Power is the last issue, but there's a problem.  The accelerometer is 3.3V.  The ULN2803 prefers 5V.  The green LED has a forwad drop of about 3V.  The microcontroller could be either 5V or 3.3V.  From this, it looks like the LEDs will have to be driven with 5V and the microcontroller will also have to be 5V so it can control the ULN2803.  But we need 3.3V for the accelerometer as well.  There isn't an easy solution to this: we need both a 5V and a 3.3V source.  The 5V source has to be pretty hefty as well - each set of LEDs will draw about 600mA.  Only one set should be on at a time - by design and because otherwise it will draw so much power that the battery will die quickly.  For that sort of current draw I need another old standby - the LM7805.  It can supply up to 1A at 5V and is more than enough to power the LEDs and all of the 5V components. If you search for LM7805 on Digi-Key you get the option of either a Texas Instruments version at $1.66/unit or a Fairchild version at $.66/unit.  The difference seems to be that the TI part has no lead in it.  I'm going to choose the cheaper version: LM7805CT-ND.

For the 3.3V regulator I just typed '3.3V regulator' into the Digi-Key search and selected the 'Linear-LDO' category.

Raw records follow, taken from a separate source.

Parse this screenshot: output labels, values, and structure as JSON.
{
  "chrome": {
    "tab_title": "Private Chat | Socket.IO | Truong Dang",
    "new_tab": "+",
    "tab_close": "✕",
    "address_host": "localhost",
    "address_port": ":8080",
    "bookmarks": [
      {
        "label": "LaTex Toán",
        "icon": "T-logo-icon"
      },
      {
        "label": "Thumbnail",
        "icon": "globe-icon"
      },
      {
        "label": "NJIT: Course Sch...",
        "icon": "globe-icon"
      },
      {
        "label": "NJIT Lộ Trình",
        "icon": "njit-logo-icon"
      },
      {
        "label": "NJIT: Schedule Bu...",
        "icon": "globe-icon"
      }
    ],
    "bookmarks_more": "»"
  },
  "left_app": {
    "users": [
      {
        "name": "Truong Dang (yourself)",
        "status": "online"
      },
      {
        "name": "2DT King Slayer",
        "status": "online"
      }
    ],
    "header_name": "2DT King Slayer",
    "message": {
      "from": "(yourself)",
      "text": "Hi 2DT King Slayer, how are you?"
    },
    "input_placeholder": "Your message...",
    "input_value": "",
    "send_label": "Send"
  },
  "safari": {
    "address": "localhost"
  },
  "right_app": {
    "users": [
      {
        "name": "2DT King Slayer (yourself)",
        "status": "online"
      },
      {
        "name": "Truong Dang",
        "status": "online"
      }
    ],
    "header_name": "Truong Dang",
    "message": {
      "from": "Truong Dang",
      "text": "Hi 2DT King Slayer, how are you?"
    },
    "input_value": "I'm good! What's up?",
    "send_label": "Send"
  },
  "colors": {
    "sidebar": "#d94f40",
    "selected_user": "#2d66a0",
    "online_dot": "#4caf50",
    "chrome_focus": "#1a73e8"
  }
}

I know this from experience - the 7805, LM317 and other similar voltage regulators I've used are all linear so I stuck with it.  After selecting 'In-Stock' I drilled down into the columns this way:
  • Regulator Topology: Positive Fixed - I don't need adjustable or negative voltages
  • Voltage Output: 3.3V - That's all I need
  • Mounting Type: Through-hole - I tend to prefer through-hole
  • Output Current: 250mA - I need so little current, but in case I want to use this part again in the future I prefer to select a part that can accommodate more applications
That leaves part #497-7246-1-ND as the 3.3V regulator. 

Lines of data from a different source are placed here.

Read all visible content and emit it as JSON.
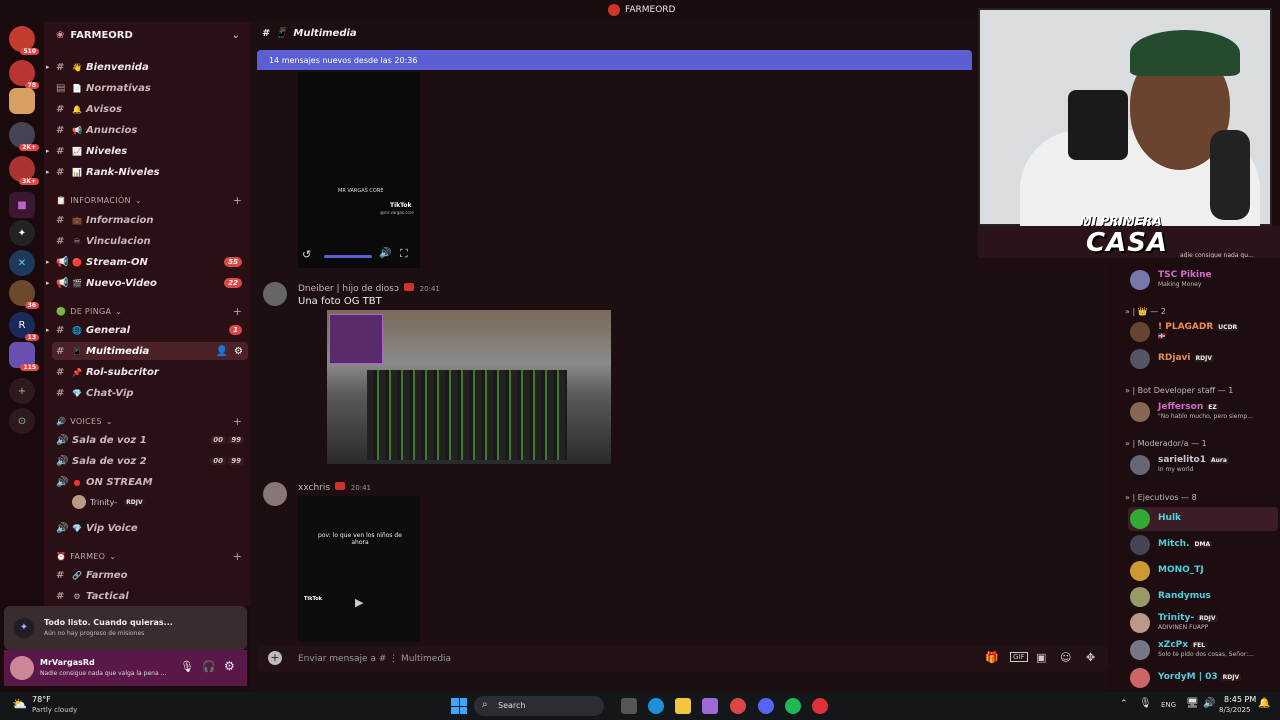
{
  "app": {
    "title": "FARMEORD"
  },
  "guilds": [
    {
      "badge": "510"
    },
    {
      "badge": "78"
    },
    {
      "badge": ""
    },
    {
      "badge": "2K+"
    },
    {
      "badge": "3K+"
    },
    {
      "badge": ""
    },
    {
      "badge": ""
    },
    {
      "badge": ""
    },
    {
      "badge": "36"
    },
    {
      "badge": "13"
    },
    {
      "badge": "115"
    }
  ],
  "server": {
    "name": "FARMEORD"
  },
  "channels": {
    "top": [
      {
        "name": "Bienvenida",
        "emoji": "👋"
      },
      {
        "name": "Normativas",
        "emoji": "📄"
      },
      {
        "name": "Avisos",
        "emoji": "🔔"
      },
      {
        "name": "Anuncios",
        "emoji": "📢"
      },
      {
        "name": "Niveles",
        "emoji": "📈"
      },
      {
        "name": "Rank-Niveles",
        "emoji": "📊"
      }
    ],
    "info_category": "INFORMACIÓN",
    "info": [
      {
        "name": "Informacion",
        "emoji": "💼"
      },
      {
        "name": "Vinculacion",
        "emoji": "♾"
      },
      {
        "name": "Stream-ON",
        "emoji": "🔴",
        "badge": "55"
      },
      {
        "name": "Nuevo-Video",
        "emoji": "🎬",
        "badge": "22"
      }
    ],
    "depinga_category": "DE PINGA",
    "depinga": [
      {
        "name": "General",
        "emoji": "🌐",
        "badge": "1"
      },
      {
        "name": "Multimedia",
        "emoji": "📱"
      },
      {
        "name": "Rol-subcritor",
        "emoji": "📌"
      },
      {
        "name": "Chat-Vip",
        "emoji": "💎"
      }
    ],
    "voices_category": "VOICES",
    "voices": [
      {
        "name": "Sala de voz 1",
        "a": "00",
        "b": "99"
      },
      {
        "name": "Sala de voz 2",
        "a": "00",
        "b": "99"
      },
      {
        "name": "ON STREAM"
      }
    ],
    "voice_user": {
      "name": "Trinity-",
      "tag": "RDJV"
    },
    "vip_voice": "Vip Voice",
    "farmeo_category": "FARMEO",
    "farmeo": [
      {
        "name": "Farmeo",
        "emoji": "🔗"
      },
      {
        "name": "Tactical",
        "emoji": "⚙"
      }
    ]
  },
  "quest": {
    "title": "Todo listo. Cuando quieras...",
    "subtitle": "Aún no hay progreso de misiones"
  },
  "user": {
    "name": "MrVargasRd",
    "status": "Nadie consigue nada que valga la pena ..."
  },
  "chat": {
    "channel": "Multimedia",
    "banner": "14 mensajes nuevos desde las 20:36",
    "tiktok1_caption": "MR VARGAS CORE",
    "tiktok1_brand": "TikTok",
    "tiktok1_handle": "@mr.vargas.core",
    "messages": [
      {
        "author": "Dneiber | hijo de diosↄ",
        "time": "20:41",
        "text": "Una foto OG TBT"
      },
      {
        "author": "xxchris",
        "time": "20:41",
        "text": ""
      }
    ],
    "tiktok2_caption": "pov: lo que ven los niños de ahora",
    "tiktok2_brand": "TikTok",
    "composer_placeholder": "Enviar mensaje a # ⋮ Multimedia"
  },
  "overlay": {
    "logo_line1": "MI PRIMERA",
    "logo_line2": "CASA",
    "ticker": "adie consigue nada qu..."
  },
  "members": {
    "first": {
      "name": "TSC Pikine",
      "status": "Making Money",
      "color": "#d46acb"
    },
    "sections": [
      {
        "label": "» | 👑 — 2"
      },
      {
        "label": "» | Bot Developer staff — 1"
      },
      {
        "label": "» | Moderador/a — 1"
      },
      {
        "label": "» | Ejecutivos — 8"
      }
    ],
    "list": [
      {
        "name": "! PLAGADR",
        "tag": "UCDR",
        "status": "🇩🇴",
        "color": "#e88d5a"
      },
      {
        "name": "RDjavi",
        "tag": "RDJV",
        "status": "",
        "color": "#e88d5a"
      },
      {
        "name": "Jefferson",
        "tag": "EZ",
        "status": "\"No hablo mucho, pero siemp...",
        "color": "#d46acb"
      },
      {
        "name": "sarielito1",
        "tag": "Aura",
        "status": "In my world",
        "color": "#c8c8d8"
      },
      {
        "name": "Hulk",
        "tag": "",
        "status": "",
        "color": "#4fd0e0"
      },
      {
        "name": "Mitch.",
        "tag": "DMA",
        "status": "",
        "color": "#4fd0e0"
      },
      {
        "name": "MONO_TJ",
        "tag": "",
        "status": "",
        "color": "#4fd0e0"
      },
      {
        "name": "Randymus",
        "tag": "",
        "status": "",
        "color": "#4fd0e0"
      },
      {
        "name": "Trinity-",
        "tag": "RDJV",
        "status": "ADIVINEN FUAPP",
        "color": "#4fd0e0"
      },
      {
        "name": "xZcPx",
        "tag": "FEL",
        "status": "Solo te pido dos cosas, Señor:...",
        "color": "#4fd0e0"
      },
      {
        "name": "YordyM | 03",
        "tag": "RDJV",
        "status": "",
        "color": "#4fd0e0"
      }
    ]
  },
  "taskbar": {
    "weather_temp": "78°F",
    "weather_desc": "Partly cloudy",
    "search": "Search",
    "lang": "ENG",
    "time": "8:45 PM",
    "date": "8/3/2025"
  },
  "colors": {
    "accent": "#5b5fd4",
    "sidebar": "#2a1014",
    "chat": "#1c0e11"
  }
}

The last major thing I need is some sort of battery.  I'd like to not screw around with some combination of AA batteries - they only go up to 1.5V (1.2V for rechargeables) so If I have to generate 5V that means at least 4, possibly more batteries.  A 9V battery seems ideal - plenty of voltage overhead.  Keep in mind though, 9V batteries tend to have about 500mAH of capacity.  That's not a lot of time to run this costume, but it's the tradeoff I have to make to accommodate everything else.  It's mostly for novelty anyhow.  So I decided I wanted a nice 9V battery holder and not just a couple of wires and a connector.  If you search Digi-Key for '9V battery holder' you're presented with the 'Battery holders, clips and contacts' category in which you can drill down the columns thusly:
  • Battery Cell Size: 9V - Obviously
  • Number of Cells: 1 - Also obvious
At this point there weren't very many results, so I looked through all of the pictures to find this guy: BH9V-PC-ND.  It's a through-hole full 9V cell holder.  The other options were pretty much just the contacts.  This will securely hold the battery and allow me to mount it on the PCB.

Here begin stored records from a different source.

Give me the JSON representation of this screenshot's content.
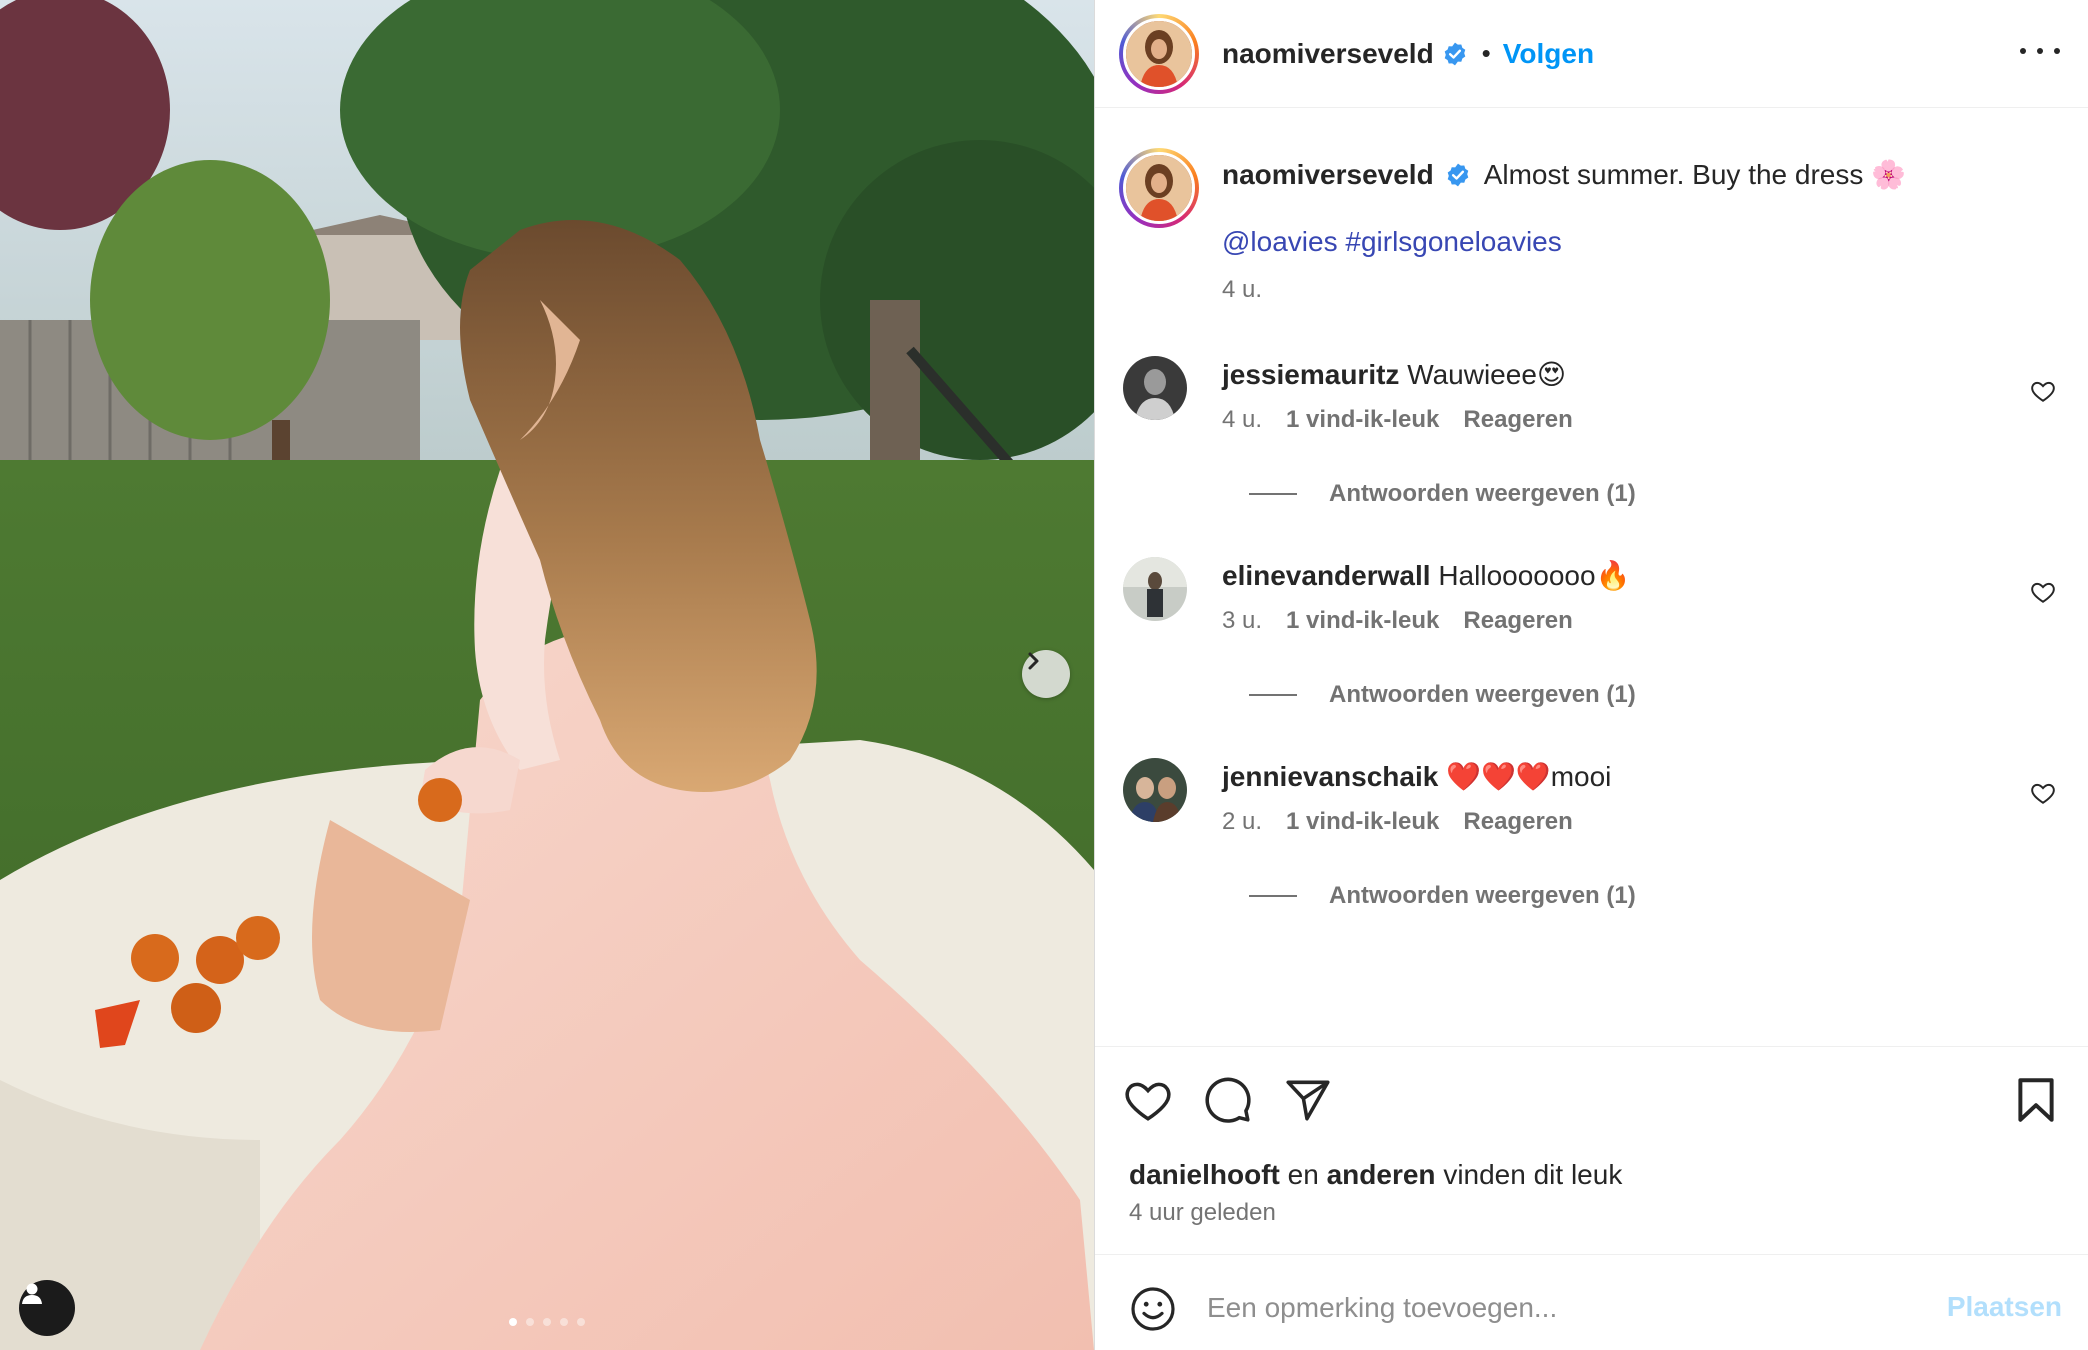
{
  "post": {
    "author": "naomiverseveld",
    "follow_label": "Volgen",
    "bullet": "•",
    "caption_text": "Almost summer. Buy the dress 🌸",
    "caption_mention": "@loavies",
    "caption_hashtag": "#girlsgoneloavies",
    "caption_time": "4 u."
  },
  "comments": [
    {
      "user": "jessiemauritz",
      "text": "Wauwieee😍",
      "time": "4 u.",
      "likes": "1 vind-ik-leuk",
      "reply": "Reageren",
      "view_replies": "Antwoorden weergeven (1)"
    },
    {
      "user": "elinevanderwall",
      "text": "Hallooooooo🔥",
      "time": "3 u.",
      "likes": "1 vind-ik-leuk",
      "reply": "Reageren",
      "view_replies": "Antwoorden weergeven (1)"
    },
    {
      "user": "jennievanschaik",
      "text": "❤️❤️❤️mooi",
      "time": "2 u.",
      "likes": "1 vind-ik-leuk",
      "reply": "Reageren",
      "view_replies": "Antwoorden weergeven (1)"
    }
  ],
  "likes_summary": {
    "first_user": "danielhooft",
    "connector": "en",
    "others": "anderen",
    "suffix": "vinden dit leuk",
    "time_ago": "4 uur geleden"
  },
  "composer": {
    "placeholder": "Een opmerking toevoegen...",
    "post_label": "Plaatsen"
  },
  "carousel": {
    "total_slides": 5,
    "active_index": 0
  },
  "icons": {
    "verified": "verified-badge-icon",
    "more": "more-options-icon",
    "like": "heart-icon",
    "comment": "comment-icon",
    "share": "share-icon",
    "save": "bookmark-icon",
    "emoji": "emoji-icon",
    "next": "chevron-right-icon",
    "tagged": "user-tag-icon"
  },
  "colors": {
    "link_blue": "#0095f6",
    "hashtag": "#3847b3",
    "muted": "#737373",
    "post_disabled": "#b2dffc"
  }
}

All of the other parts are just miscellaneous: tactile switches, rectangular headers, resistors, capacitors, LEDs, jumpers, etc.  All of that I have on-hand and don't have to order.  With any luck I don't have to make any other supplemental orders to get more of anything or replace something I broke.  When ordering parts make sure to note whether you're close to a price break.  I needed about 30-35 LEDs (the number I thought I needed plus extras) and was able to get a slight price break by ordering a few more than I thought I needed.  And of course, always always order extras - you WILL break something.  I broke plenty of LEDs and perhaps a few microcontrollers during this process.

Next time I'll talk about capturing/generating the schematics.  For now I'll leave you with a bit of a teaser: pictures of the board after assembly.





2 comments:

Asic Chip Design said...

Thanks for this post. It provides some great insight.

Nissi Shruti said...

Use of LED in home and industrial application is different and many applications.